The Nov. 8 showdown between Woodlawn and No. 1-ranked Banks was billed as Nathan vs. Jeff Rutledge, the Banks quarterback who would be Nathan’s teammate at Alabama. Before the game, Nathan, Rutledge and their teammates met at a local swimming pool and at a Fellowship of Christian Athletes gathering to share their religious commitment.
“As athletes we had a platform,” Rutledge said. “This revival of Christianity and tolerance got the whole city excited.”
A record crowd of 42,000 watched Banks beat Woodlawn, 18-7. Nathan ran for 112 yards and a touchdown. Rutledge threw for 185 yards and a touchdown. For Woodlawn, the disappointment was mitigated by the feeling that a more profound kind of history had been made that season.
A month later, Nathan signed with Alabama, after coach Bear Bryant had visited and ate a dinner of roasted raccoon.
In the movie, Bryant, played by Jon Voight, promises Nathan he’ll recruit more black players because “it’s time.”
At Alabama, Bryant allowed Nathan to refuse to pose for a photo with Gov. Wallace. Rutledge ran the wishbone offense, with Nathan running, catching and blocking out of the backfield as “the most unselfish guy I played with,” Rutledge said. The Crimson Tide won the national title their senior year.
“I think Tony would have won the Heisman Trophy with more carries at USC or Ohio State, but he chose Alabama because he was a true team player,” Greene said.
Nathan was picked in the third round of the 1979 NFL Draft by the Dolphins, married high school sweetheart Johnnie and moved to Miami, where he lives in the same house today.
As a Dolphin, he set all-purpose yardage records and befriended Newman, an intellectual offensive lineman who took University of Miami law school classes at night.
“We used to ask Ed to stop asking so many questions at team meetings so we could get out,” Nathan said.
Both became All-Pros – Nathan as a rookie returner, Newman as a guard – and were inducted into the Dolphins Walk of Fame in 2014.
After assistant coaching stints with the Dolphins and three other NFL teams, followed by FIU and high school coaching jobs, Nathan was pondering his next move when Newman offered him the bailiff post.
“You meet all different personalities with all kinds of problems and they don’t want to be here,” Nathan said. “Judge Newman and I try to reach them. Like a football player who just wants to freelance and do it his way, you’ve got to explain how to conform to the rules.

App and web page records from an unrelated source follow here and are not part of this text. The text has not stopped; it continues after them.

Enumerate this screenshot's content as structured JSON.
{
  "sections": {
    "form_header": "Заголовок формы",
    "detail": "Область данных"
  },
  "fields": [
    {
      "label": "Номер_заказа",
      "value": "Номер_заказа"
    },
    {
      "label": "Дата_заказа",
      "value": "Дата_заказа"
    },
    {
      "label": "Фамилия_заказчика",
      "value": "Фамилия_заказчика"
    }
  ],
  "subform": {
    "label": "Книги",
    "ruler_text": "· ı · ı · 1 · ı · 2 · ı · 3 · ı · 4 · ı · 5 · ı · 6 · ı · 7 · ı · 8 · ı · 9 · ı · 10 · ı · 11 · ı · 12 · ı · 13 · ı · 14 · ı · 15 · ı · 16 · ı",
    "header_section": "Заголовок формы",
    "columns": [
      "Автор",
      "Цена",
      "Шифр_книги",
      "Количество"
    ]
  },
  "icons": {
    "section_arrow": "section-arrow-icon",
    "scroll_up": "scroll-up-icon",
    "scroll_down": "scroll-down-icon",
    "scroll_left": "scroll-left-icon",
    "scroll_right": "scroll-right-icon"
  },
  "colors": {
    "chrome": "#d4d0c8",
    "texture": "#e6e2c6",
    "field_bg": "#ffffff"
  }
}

You tell them, ‘Please let this be the last time I see you.’ “
Newman said he’s never had to use the panic button on his bench and Nathan has never had to use his pepper spray.
“We get manipulators, the anxious, the bold, the riffraff, the addicted, the depressed,” Newman said. “Tony and I have radar-like communication. We’re not sadistic. We’re fair. Sometimes I’ll use a Shula metaphor to deliver a message.”
The Brooklyn-born Newman, 64, has been a county court judge for 21 years, handling an average of 35 misdemeanor cases per day. He favors second chances and firm words of guidance. He sees himself and Nathan as “teachers, not executioners or torturers.” Newman dispenses justice with a velvet gavel, ordering community service, counseling and extended payment plans for fines when jail time can be avoided.
“Most people are redeemable,” he said. “The worst thing a judge can do is get jaded. The underlying philosophy is that I’m a doctor of society preparing the right prescription.”
Aiding Newman in that trying but noble task is Nathan, still the humble peacemaker using the lessons he learned at Woodlawn.
“You get a soft spot in your heart for people,” Nathan said. “I’ve met some very angry folks. I just talk to them: ‘Can you calm down, man? How can we fix this situation?’
“When I was young, I developed faith in people. I’ve never lost it.”